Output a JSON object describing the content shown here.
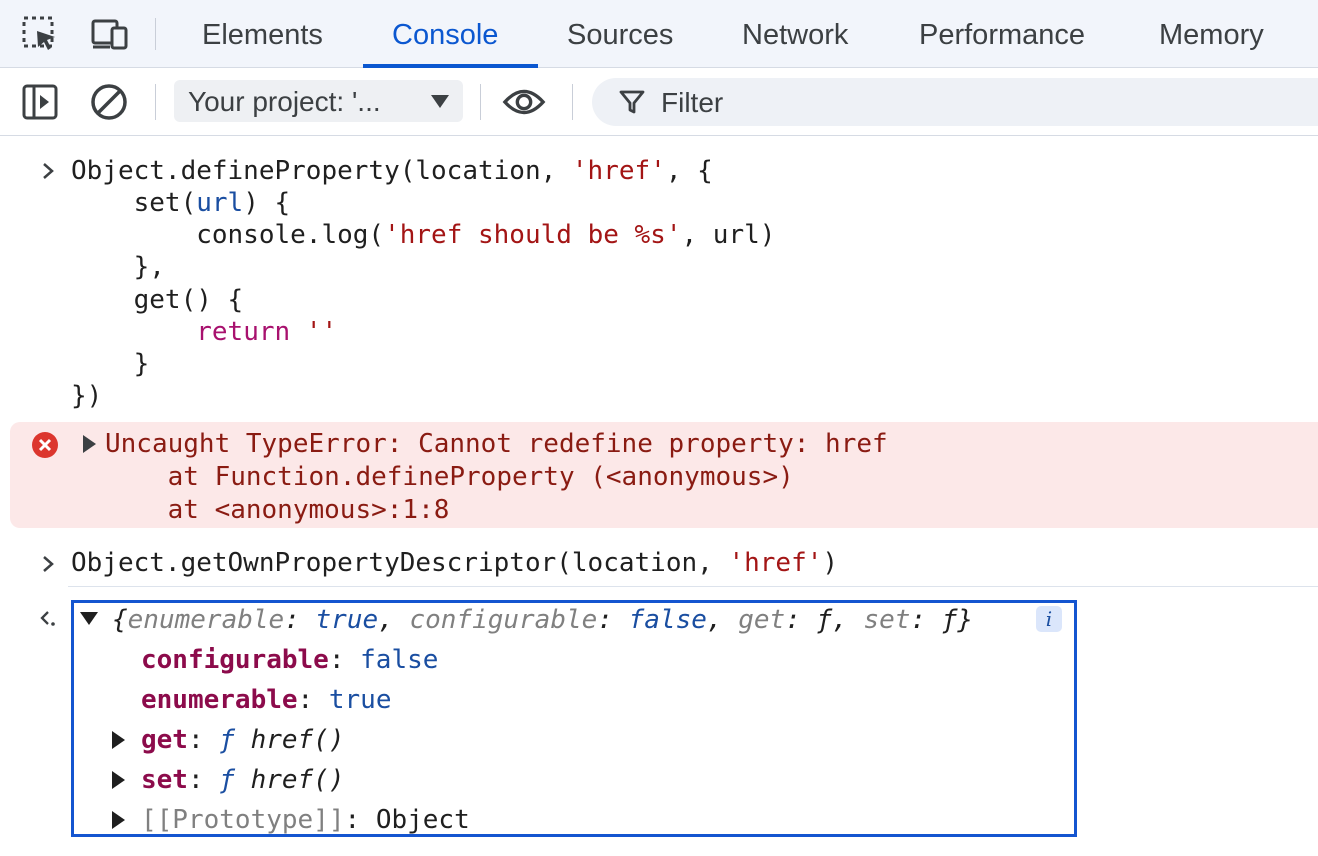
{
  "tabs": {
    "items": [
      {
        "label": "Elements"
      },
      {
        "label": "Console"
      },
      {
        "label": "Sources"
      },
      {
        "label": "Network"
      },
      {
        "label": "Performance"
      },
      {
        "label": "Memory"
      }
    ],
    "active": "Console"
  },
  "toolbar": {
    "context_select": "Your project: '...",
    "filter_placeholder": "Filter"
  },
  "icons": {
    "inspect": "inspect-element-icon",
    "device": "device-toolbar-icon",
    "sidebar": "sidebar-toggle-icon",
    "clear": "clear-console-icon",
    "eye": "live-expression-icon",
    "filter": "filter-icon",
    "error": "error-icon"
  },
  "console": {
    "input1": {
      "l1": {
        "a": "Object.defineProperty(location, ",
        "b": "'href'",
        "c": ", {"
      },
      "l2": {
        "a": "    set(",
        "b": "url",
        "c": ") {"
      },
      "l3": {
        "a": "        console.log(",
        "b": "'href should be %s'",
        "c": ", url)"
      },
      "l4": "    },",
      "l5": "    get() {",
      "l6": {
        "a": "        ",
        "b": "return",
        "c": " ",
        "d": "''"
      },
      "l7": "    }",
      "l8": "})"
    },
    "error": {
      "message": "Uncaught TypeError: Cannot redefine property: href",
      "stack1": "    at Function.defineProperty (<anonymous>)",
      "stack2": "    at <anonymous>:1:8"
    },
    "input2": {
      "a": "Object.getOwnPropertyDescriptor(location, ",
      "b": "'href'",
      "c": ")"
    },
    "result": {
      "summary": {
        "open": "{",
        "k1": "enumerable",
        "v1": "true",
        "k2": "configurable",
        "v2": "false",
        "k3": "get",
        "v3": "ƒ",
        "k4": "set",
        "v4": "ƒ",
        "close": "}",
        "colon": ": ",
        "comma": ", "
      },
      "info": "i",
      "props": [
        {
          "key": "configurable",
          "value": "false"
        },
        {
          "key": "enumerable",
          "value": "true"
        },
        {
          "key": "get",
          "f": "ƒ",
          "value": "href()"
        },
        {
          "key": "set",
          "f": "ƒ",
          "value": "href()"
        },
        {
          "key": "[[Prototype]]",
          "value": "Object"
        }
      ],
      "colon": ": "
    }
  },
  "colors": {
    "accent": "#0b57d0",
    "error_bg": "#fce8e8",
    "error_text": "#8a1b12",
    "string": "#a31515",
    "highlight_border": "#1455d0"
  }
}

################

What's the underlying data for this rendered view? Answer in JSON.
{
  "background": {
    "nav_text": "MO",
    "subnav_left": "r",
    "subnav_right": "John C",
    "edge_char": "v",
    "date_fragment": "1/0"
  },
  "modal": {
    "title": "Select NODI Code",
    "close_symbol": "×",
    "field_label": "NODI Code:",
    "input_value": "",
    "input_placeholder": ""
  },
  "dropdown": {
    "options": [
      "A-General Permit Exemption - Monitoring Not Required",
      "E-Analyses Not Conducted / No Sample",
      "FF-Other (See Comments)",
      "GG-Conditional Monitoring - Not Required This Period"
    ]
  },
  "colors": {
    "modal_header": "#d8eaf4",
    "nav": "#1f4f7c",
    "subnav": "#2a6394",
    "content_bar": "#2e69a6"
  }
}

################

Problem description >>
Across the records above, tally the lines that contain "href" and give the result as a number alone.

Response to this exercise >>
6